PROBLEM TO WORK ON =
Going through the data below, tally every line where the string "Automation" occurs, then give only the tally.

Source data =
* * *
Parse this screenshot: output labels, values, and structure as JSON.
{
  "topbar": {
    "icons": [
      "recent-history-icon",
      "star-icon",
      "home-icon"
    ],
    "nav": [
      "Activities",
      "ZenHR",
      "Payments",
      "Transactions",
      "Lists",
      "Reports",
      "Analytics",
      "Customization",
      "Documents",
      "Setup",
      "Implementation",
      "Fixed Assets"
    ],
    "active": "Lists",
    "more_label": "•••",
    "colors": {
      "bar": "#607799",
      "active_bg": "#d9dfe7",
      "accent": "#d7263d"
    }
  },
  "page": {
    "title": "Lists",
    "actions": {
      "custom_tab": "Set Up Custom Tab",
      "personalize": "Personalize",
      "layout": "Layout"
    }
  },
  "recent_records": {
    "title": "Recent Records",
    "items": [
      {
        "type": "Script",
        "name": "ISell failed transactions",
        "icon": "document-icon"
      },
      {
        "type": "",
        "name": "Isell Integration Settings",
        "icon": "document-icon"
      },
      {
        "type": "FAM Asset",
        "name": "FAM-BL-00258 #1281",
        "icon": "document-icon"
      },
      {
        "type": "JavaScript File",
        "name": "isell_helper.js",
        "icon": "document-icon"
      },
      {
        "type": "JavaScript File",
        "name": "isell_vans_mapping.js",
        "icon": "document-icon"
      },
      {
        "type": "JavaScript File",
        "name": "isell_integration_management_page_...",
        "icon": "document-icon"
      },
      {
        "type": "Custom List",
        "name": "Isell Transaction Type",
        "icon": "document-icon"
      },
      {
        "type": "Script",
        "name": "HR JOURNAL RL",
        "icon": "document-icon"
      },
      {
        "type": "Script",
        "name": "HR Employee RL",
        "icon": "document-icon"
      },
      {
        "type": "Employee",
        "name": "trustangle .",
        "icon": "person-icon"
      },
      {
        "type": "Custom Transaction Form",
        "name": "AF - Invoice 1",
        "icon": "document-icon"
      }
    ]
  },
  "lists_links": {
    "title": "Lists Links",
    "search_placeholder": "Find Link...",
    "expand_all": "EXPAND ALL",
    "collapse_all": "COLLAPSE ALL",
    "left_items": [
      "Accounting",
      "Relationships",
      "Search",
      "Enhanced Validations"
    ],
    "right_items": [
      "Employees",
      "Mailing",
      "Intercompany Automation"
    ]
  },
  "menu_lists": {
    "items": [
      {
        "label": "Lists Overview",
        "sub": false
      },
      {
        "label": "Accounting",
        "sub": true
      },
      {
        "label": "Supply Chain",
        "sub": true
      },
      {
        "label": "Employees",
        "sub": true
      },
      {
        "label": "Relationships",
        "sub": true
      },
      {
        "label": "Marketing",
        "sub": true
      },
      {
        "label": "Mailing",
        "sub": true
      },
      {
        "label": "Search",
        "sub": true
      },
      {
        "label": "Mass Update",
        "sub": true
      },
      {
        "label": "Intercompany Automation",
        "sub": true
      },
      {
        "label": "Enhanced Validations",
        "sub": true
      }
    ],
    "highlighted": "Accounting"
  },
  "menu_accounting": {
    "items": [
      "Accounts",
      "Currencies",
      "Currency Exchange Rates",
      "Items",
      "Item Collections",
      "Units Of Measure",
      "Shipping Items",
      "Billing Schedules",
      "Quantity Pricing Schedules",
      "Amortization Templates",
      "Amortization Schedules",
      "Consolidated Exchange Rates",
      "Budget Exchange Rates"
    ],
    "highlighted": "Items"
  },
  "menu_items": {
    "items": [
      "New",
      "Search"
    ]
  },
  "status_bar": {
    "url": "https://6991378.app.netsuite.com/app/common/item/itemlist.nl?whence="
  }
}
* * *
OUTPUT FOR THIS TASK =
2